Dancing at Lughnasa
MY previous experience of Dancing at Lughnasa involved catching a snippet of a film version of Brian Friel’s acclaimed play. Despite boasting the talents of Meryl Streep, it didn’t do it for me.
The play itself is a world away from the big screen adaptation and it’s not long before you’re immersed in the ups and downs of the Mundy family in 1930s Donegal.
This is no ordinary family though but a mini-matriarchal society featuring five very different sisters.
Kate (Panny Laydan) is the school ma’am who rules the roost while Agnes (Elaine Symons) and the vulnerable Rose (Fiona O’Shaughnessy) earn a crust by knitting gloves.

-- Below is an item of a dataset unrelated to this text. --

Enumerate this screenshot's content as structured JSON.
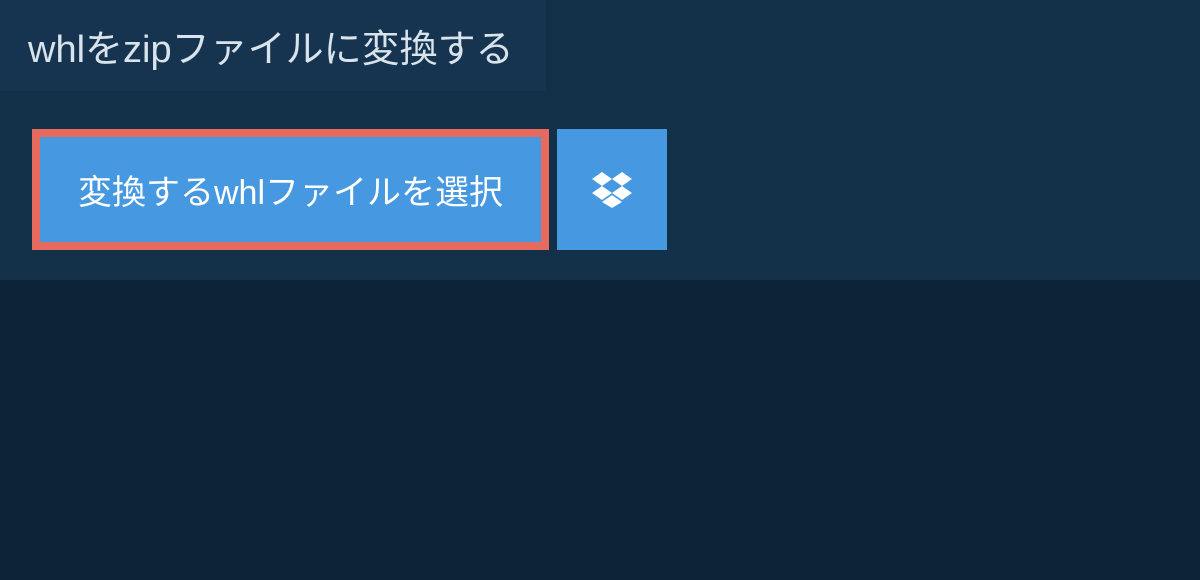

Christina (Claire Rafferty) is the mother of a seven-year-old love child, something which one can imagine would have sent shock waves through a rural community in pre-war rural Ireland. Maggie (Siobhan McSweeney) is the happy go lucky one who seems more content with her lot than the rest.
Add to this their recently returned missionary brother Father Jack (Peter Gowen) and you have the melting pot for a myriad of emotional upheaval.
All are dreamers but none more than Gerry Evans, the father of Christine’s seven-year-old son Michael who drops by sporadically. Michael is the narrator but played as an adult looking back on his childhood by Barry Ward.
The action focuses on the sisters’ struggles and the convalescence of Father Jack, who seems to have left Uganda under a dark cloud.
The characters are wonderfully believeable in this bitter-sweet tale and the performances are outstanding all round.
But best of all is Friel’s spot on analysis of the hypocrisy of organised religion when it pits itself against so-called pagan and primitive practices.
It offers a wonderful exploration of the irony of Irish Catholicism looking down on the traditional religious rituals of Africa, without realising it’s a brand of Christianity that’s just a step away from the old religion it supposedly replaced.
Until March 6.